**INSTRUCTIONS FOR THE TASK:** Write out all entries word for word.

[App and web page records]
=== Section Start ===

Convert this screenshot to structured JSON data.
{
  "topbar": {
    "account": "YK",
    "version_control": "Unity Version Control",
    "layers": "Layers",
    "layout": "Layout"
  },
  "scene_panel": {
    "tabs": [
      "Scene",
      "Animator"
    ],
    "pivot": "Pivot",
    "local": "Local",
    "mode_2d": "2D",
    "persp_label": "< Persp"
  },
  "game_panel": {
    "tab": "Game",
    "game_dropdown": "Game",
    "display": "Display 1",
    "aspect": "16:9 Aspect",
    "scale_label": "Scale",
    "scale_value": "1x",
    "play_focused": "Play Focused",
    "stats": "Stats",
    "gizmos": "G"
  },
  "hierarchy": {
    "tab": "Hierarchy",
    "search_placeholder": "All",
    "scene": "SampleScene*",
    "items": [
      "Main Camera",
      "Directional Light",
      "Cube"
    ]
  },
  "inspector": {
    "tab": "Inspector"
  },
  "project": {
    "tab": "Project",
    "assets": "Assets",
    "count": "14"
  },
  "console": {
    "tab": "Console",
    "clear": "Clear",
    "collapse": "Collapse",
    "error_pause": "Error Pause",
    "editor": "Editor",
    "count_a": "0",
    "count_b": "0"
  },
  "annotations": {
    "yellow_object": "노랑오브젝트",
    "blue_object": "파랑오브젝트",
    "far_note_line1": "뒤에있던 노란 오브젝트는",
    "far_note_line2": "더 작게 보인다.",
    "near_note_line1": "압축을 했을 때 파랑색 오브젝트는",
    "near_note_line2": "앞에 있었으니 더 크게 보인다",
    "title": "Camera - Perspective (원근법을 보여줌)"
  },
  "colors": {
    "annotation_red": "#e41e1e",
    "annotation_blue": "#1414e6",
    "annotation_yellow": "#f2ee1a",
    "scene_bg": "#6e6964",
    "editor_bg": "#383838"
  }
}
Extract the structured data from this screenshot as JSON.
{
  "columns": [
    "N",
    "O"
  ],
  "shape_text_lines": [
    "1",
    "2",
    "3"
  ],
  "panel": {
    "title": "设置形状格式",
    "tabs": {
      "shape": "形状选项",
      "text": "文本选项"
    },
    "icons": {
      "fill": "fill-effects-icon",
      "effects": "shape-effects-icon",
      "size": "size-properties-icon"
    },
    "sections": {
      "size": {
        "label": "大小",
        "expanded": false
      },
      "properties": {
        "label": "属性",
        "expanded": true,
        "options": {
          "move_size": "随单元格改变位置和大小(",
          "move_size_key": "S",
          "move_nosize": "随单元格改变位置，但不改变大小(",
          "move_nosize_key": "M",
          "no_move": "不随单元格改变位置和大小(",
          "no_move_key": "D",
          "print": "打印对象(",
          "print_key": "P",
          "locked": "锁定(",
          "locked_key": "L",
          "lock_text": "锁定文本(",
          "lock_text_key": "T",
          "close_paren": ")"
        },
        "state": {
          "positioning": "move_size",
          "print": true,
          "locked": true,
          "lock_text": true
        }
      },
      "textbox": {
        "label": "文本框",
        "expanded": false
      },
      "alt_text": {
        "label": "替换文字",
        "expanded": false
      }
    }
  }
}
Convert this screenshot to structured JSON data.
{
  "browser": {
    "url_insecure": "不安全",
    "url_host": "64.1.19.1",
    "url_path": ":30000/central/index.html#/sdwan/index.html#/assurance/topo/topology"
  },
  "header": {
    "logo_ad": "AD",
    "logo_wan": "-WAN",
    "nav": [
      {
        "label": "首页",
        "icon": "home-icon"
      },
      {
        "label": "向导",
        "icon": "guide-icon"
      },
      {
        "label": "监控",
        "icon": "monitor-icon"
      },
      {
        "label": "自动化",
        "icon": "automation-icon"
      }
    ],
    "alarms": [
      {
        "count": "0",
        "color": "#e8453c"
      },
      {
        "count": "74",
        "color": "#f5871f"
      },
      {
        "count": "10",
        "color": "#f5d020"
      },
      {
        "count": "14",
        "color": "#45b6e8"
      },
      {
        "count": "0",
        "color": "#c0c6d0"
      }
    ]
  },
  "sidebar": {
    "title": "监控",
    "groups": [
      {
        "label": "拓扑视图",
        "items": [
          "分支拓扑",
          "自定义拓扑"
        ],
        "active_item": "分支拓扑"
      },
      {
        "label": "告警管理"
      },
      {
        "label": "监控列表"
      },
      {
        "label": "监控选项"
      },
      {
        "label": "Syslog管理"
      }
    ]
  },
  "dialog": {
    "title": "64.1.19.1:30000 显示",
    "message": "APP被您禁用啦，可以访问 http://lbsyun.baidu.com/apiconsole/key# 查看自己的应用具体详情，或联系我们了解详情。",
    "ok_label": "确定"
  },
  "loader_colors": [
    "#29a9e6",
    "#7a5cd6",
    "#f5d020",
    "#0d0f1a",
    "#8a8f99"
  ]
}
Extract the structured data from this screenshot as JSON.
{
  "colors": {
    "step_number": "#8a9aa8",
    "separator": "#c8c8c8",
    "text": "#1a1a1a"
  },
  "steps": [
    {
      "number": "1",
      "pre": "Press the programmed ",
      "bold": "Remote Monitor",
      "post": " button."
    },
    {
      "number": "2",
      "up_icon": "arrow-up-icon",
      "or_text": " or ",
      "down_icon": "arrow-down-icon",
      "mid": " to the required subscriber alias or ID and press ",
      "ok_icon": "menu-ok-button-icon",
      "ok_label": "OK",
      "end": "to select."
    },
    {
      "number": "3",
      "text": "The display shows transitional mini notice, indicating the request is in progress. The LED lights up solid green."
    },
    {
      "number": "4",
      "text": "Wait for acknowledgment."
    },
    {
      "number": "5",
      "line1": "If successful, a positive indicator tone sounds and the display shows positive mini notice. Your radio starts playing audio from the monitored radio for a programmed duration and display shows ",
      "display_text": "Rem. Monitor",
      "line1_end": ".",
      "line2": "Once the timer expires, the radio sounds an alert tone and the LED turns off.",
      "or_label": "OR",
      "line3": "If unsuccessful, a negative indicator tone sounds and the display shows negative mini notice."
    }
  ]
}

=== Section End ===

**RESPONSE:**
Convert this screenshot to structured JSON data.
{
  "topbar": {
    "account": "YK",
    "version_control": "Unity Version Control",
    "layers": "Layers",
    "layout": "Layout"
  },
  "scene_panel": {
    "tabs": [
      "Scene",
      "Animator"
    ],
    "pivot": "Pivot",
    "local": "Local",
    "mode_2d": "2D",
    "persp_label": "< Persp"
  },
  "game_panel": {
    "tab": "Game",
    "game_dropdown": "Game",
    "display": "Display 1",
    "aspect": "16:9 Aspect",
    "scale_label": "Scale",
    "scale_value": "1x",
    "play_focused": "Play Focused",
    "stats": "Stats",
    "gizmos": "G"
  },
  "hierarchy": {
    "tab": "Hierarchy",
    "search_placeholder": "All",
    "scene": "SampleScene*",
    "items": [
      "Main Camera",
      "Directional Light",
      "Cube"
    ]
  },
  "inspector": {
    "tab": "Inspector"
  },
  "project": {
    "tab": "Project",
    "assets": "Assets",
    "count": "14"
  },
  "console": {
    "tab": "Console",
    "clear": "Clear",
    "collapse": "Collapse",
    "error_pause": "Error Pause",
    "editor": "Editor",
    "count_a": "0",
    "count_b": "0"
  },
  "annotations": {
    "yellow_object": "노랑오브젝트",
    "blue_object": "파랑오브젝트",
    "far_note_line1": "뒤에있던 노란 오브젝트는",
    "far_note_line2": "더 작게 보인다.",
    "near_note_line1": "압축을 했을 때 파랑색 오브젝트는",
    "near_note_line2": "앞에 있었으니 더 크게 보인다",
    "title": "Camera - Perspective (원근법을 보여줌)"
  },
  "colors": {
    "annotation_red": "#e41e1e",
    "annotation_blue": "#1414e6",
    "annotation_yellow": "#f2ee1a",
    "scene_bg": "#6e6964",
    "editor_bg": "#383838"
  }
}
Extract the structured data from this screenshot as JSON.
{
  "columns": [
    "N",
    "O"
  ],
  "shape_text_lines": [
    "1",
    "2",
    "3"
  ],
  "panel": {
    "title": "设置形状格式",
    "tabs": {
      "shape": "形状选项",
      "text": "文本选项"
    },
    "icons": {
      "fill": "fill-effects-icon",
      "effects": "shape-effects-icon",
      "size": "size-properties-icon"
    },
    "sections": {
      "size": {
        "label": "大小",
        "expanded": false
      },
      "properties": {
        "label": "属性",
        "expanded": true,
        "options": {
          "move_size": "随单元格改变位置和大小(",
          "move_size_key": "S",
          "move_nosize": "随单元格改变位置，但不改变大小(",
          "move_nosize_key": "M",
          "no_move": "不随单元格改变位置和大小(",
          "no_move_key": "D",
          "print": "打印对象(",
          "print_key": "P",
          "locked": "锁定(",
          "locked_key": "L",
          "lock_text": "锁定文本(",
          "lock_text_key": "T",
          "close_paren": ")"
        },
        "state": {
          "positioning": "move_size",
          "print": true,
          "locked": true,
          "lock_text": true
        }
      },
      "textbox": {
        "label": "文本框",
        "expanded": false
      },
      "alt_text": {
        "label": "替换文字",
        "expanded": false
      }
    }
  }
}
Convert this screenshot to structured JSON data.
{
  "browser": {
    "url_insecure": "不安全",
    "url_host": "64.1.19.1",
    "url_path": ":30000/central/index.html#/sdwan/index.html#/assurance/topo/topology"
  },
  "header": {
    "logo_ad": "AD",
    "logo_wan": "-WAN",
    "nav": [
      {
        "label": "首页",
        "icon": "home-icon"
      },
      {
        "label": "向导",
        "icon": "guide-icon"
      },
      {
        "label": "监控",
        "icon": "monitor-icon"
      },
      {
        "label": "自动化",
        "icon": "automation-icon"
      }
    ],
    "alarms": [
      {
        "count": "0",
        "color": "#e8453c"
      },
      {
        "count": "74",
        "color": "#f5871f"
      },
      {
        "count": "10",
        "color": "#f5d020"
      },
      {
        "count": "14",
        "color": "#45b6e8"
      },
      {
        "count": "0",
        "color": "#c0c6d0"
      }
    ]
  },
  "sidebar": {
    "title": "监控",
    "groups": [
      {
        "label": "拓扑视图",
        "items": [
          "分支拓扑",
          "自定义拓扑"
        ],
        "active_item": "分支拓扑"
      },
      {
        "label": "告警管理"
      },
      {
        "label": "监控列表"
      },
      {
        "label": "监控选项"
      },
      {
        "label": "Syslog管理"
      }
    ]
  },
  "dialog": {
    "title": "64.1.19.1:30000 显示",
    "message": "APP被您禁用啦，可以访问 http://lbsyun.baidu.com/apiconsole/key# 查看自己的应用具体详情，或联系我们了解详情。",
    "ok_label": "确定"
  },
  "loader_colors": [
    "#29a9e6",
    "#7a5cd6",
    "#f5d020",
    "#0d0f1a",
    "#8a8f99"
  ]
}
Extract the structured data from this screenshot as JSON.
{
  "colors": {
    "step_number": "#8a9aa8",
    "separator": "#c8c8c8",
    "text": "#1a1a1a"
  },
  "steps": [
    {
      "number": "1",
      "pre": "Press the programmed ",
      "bold": "Remote Monitor",
      "post": " button."
    },
    {
      "number": "2",
      "up_icon": "arrow-up-icon",
      "or_text": " or ",
      "down_icon": "arrow-down-icon",
      "mid": " to the required subscriber alias or ID and press ",
      "ok_icon": "menu-ok-button-icon",
      "ok_label": "OK",
      "end": "to select."
    },
    {
      "number": "3",
      "text": "The display shows transitional mini notice, indicating the request is in progress. The LED lights up solid green."
    },
    {
      "number": "4",
      "text": "Wait for acknowledgment."
    },
    {
      "number": "5",
      "line1": "If successful, a positive indicator tone sounds and the display shows positive mini notice. Your radio starts playing audio from the monitored radio for a programmed duration and display shows ",
      "display_text": "Rem. Monitor",
      "line1_end": ".",
      "line2": "Once the timer expires, the radio sounds an alert tone and the LED turns off.",
      "or_label": "OR",
      "line3": "If unsuccessful, a negative indicator tone sounds and the display shows negative mini notice."
    }
  ]
}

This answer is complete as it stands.